Jeffrey holds the unique distinction of being the only person to have his comments read on the DotNetRocks podcast, a winner of the DotNetRocks fanclub give-away, and appear as a guest on DotNetRocks and TheTabletShow.
Jeffrey is an active participant with his church, Fairview Village Church. In recent years at Fairview, Jeffrey served as one of the hosts of the successful “S’MORE Family Theater” children’s service. As part of this ministry, he memorized scripts and acted on stage as the ‘Comic Host’ on a twice-monthly basis.
Jeffrey got started coaching others in software programming as early as age 9, when he was selected to assist other students in another classroom with their LOGO programming assignments. Helping those students move the little turtle around the screen just set in motion a lifetime of teaching computing. Years later, Jeffrey graduated from the Pennsylvania State University with a degree in Management Sciences and Information Systems. A degree that gave him a programmers skill-set and a manager’s eye for marketing, accounting, and finance.
After school, the first job presented to Jeffrey was a consultant role for First Consulting Group in the Pharmaceutical industry. After bouncing around several assignments and learning some elementary coding style, Jeffrey left to join a .com startup in the financial industry. This startup Advisorport.com, relied on Jeffrey to build their first website that featured a collection of original reporting and data collection features. Jeffrey built a financial proposal generation wizard, that would output PDF documents tailored for customer’s specific financial needs.
After departing Advisorport, Jeffrey became a Technical Lead at Telerx – a customer service call-center company. At Telerx, Jeffrey would sharpen his toolset in the .Net space and start to embrace agile methodologies to deliver cutting edge solutions to customers. As this mindset started to sink in with Jeffrey, he departed Telerx for Frontline Technologies.
At Frontline, Jeffrey participated in the development of one of the busiest “software as a service” applications in the United States. He brought innovative ideas, development standards, and raised the level of software quality being delivered through agile methodology techniques like unit testing. While at Frontline, Jeffrey started to engage the INETA (International .Net User Group Association) and participated in lecturing at several user groups, code camps, and other events. This lecturing / coaching experience caught on with Jeffrey and he began documenting and sharing his experiences on Twitter and his blog. With some success in those areas, he reached for more and joined Telerik.

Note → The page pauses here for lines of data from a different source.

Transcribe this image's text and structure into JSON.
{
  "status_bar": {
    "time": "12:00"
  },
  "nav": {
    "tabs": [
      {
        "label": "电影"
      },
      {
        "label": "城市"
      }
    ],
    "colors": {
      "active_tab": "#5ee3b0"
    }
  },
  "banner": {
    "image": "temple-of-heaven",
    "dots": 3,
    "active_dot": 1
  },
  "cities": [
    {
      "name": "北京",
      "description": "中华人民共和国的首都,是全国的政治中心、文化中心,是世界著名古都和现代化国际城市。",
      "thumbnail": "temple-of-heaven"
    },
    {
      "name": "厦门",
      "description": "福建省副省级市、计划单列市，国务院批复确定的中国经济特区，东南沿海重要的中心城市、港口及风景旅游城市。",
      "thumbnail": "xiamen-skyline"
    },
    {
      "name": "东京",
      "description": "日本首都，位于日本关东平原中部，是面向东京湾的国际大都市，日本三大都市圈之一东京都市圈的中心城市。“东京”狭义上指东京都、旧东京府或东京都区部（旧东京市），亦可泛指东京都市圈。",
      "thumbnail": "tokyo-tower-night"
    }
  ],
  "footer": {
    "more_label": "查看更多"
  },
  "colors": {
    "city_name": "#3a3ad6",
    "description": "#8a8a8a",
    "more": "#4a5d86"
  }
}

Telerik gave Jeff a tremendous opportunity to reach more developers than ever before. He spent a lot of time writing blog posts, e-books, presentations, webinars, and the occasional training course. While preparing for a webinar at the end of October, the trademark pirate hat gimmick was launched. With that look, Jeff became the ASP.NET pirate – with the ability to force ASP.NET web forms and applications to do extraordinary things they were never intended to do. All good things must come to an end, and Jeff departed Telerik when the right opportunity with Microsoft came about.